These large sunspots have stable magnetic fields that pose no threat for strong solar flares. Credit: SDO/HMI
It’s been the quietest period of sunspot activity on our Sun for seven years but…A big Sunspot is facing Earth.
In a year of few sunspots, AR2645 is remarkable.
The young spot has quickly grown from an almost invisible speck into a sprawling behemoth more than 120,000 km wide, with multiple dark cores larger than Earth.
And, it is directly facing our planet:AR2645 has a ‘beta-gamma’ magnetic field that harbors energy for M-class (moderately strong) solar flares.
Any such explosions while the sunspot faces Earth could ionize the top of our planet’s atmosphere and alter the normal propagation of radio transmissions around the globe.
Shortwave radio blackouts are possible if the sunspot erupts.
Despite its potential, AR2645 has so far been quiet, emitting only a crackling of minor C-flares with minimum effect on Earth.

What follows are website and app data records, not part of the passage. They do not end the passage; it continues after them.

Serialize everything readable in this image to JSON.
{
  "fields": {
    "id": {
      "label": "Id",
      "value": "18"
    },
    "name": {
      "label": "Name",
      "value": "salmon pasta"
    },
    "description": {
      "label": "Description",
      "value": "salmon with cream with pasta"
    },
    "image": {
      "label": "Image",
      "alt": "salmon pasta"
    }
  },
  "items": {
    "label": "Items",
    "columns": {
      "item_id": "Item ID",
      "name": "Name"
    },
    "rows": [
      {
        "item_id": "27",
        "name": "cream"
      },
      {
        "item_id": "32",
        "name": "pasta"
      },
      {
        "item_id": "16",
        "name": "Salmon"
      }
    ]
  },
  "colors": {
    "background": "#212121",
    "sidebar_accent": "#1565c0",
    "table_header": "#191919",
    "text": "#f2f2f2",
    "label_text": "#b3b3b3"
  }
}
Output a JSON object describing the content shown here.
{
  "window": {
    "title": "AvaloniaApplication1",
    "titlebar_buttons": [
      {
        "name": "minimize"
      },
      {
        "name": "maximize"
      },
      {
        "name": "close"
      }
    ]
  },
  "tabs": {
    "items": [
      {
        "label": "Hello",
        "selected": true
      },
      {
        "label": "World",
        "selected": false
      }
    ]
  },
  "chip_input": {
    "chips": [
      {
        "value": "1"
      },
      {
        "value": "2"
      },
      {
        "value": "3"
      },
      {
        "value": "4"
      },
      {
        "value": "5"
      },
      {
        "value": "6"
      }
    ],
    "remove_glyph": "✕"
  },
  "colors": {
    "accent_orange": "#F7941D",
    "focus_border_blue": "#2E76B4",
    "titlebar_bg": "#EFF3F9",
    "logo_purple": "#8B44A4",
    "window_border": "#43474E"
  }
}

NOAA forecasters estimate a 10% chance of more potent M-flares in the next 24 hours.